--- Source data Enclosed Below ---

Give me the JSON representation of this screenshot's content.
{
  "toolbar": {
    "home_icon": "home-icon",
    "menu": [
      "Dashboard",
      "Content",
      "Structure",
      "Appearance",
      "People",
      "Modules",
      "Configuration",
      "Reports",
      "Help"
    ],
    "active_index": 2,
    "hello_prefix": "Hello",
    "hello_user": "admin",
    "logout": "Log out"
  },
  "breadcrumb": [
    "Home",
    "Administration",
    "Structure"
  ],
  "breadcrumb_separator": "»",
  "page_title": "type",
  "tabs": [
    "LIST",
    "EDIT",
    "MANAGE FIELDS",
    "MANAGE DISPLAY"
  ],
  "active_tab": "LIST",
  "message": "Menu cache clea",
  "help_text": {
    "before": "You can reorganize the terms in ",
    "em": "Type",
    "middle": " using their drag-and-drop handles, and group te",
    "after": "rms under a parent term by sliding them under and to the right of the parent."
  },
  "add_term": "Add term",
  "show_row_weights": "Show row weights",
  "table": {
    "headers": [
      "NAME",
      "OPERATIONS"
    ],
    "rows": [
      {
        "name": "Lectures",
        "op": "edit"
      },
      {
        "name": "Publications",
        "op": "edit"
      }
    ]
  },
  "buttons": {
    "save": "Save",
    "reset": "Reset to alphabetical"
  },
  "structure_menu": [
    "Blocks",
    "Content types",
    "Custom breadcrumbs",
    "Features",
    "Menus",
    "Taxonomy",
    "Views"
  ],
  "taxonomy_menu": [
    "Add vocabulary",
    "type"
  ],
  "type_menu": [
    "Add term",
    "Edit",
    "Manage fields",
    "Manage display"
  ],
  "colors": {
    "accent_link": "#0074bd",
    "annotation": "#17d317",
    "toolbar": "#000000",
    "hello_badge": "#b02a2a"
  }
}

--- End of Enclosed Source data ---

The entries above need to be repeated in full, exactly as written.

== Solved problem ==
Give me the JSON representation of this screenshot's content.
{
  "toolbar": {
    "home_icon": "home-icon",
    "menu": [
      "Dashboard",
      "Content",
      "Structure",
      "Appearance",
      "People",
      "Modules",
      "Configuration",
      "Reports",
      "Help"
    ],
    "active_index": 2,
    "hello_prefix": "Hello",
    "hello_user": "admin",
    "logout": "Log out"
  },
  "breadcrumb": [
    "Home",
    "Administration",
    "Structure"
  ],
  "breadcrumb_separator": "»",
  "page_title": "type",
  "tabs": [
    "LIST",
    "EDIT",
    "MANAGE FIELDS",
    "MANAGE DISPLAY"
  ],
  "active_tab": "LIST",
  "message": "Menu cache clea",
  "help_text": {
    "before": "You can reorganize the terms in ",
    "em": "Type",
    "middle": " using their drag-and-drop handles, and group te",
    "after": "rms under a parent term by sliding them under and to the right of the parent."
  },
  "add_term": "Add term",
  "show_row_weights": "Show row weights",
  "table": {
    "headers": [
      "NAME",
      "OPERATIONS"
    ],
    "rows": [
      {
        "name": "Lectures",
        "op": "edit"
      },
      {
        "name": "Publications",
        "op": "edit"
      }
    ]
  },
  "buttons": {
    "save": "Save",
    "reset": "Reset to alphabetical"
  },
  "structure_menu": [
    "Blocks",
    "Content types",
    "Custom breadcrumbs",
    "Features",
    "Menus",
    "Taxonomy",
    "Views"
  ],
  "taxonomy_menu": [
    "Add vocabulary",
    "type"
  ],
  "type_menu": [
    "Add term",
    "Edit",
    "Manage fields",
    "Manage display"
  ],
  "colors": {
    "accent_link": "#0074bd",
    "annotation": "#17d317",
    "toolbar": "#000000",
    "hello_badge": "#b02a2a"
  }
}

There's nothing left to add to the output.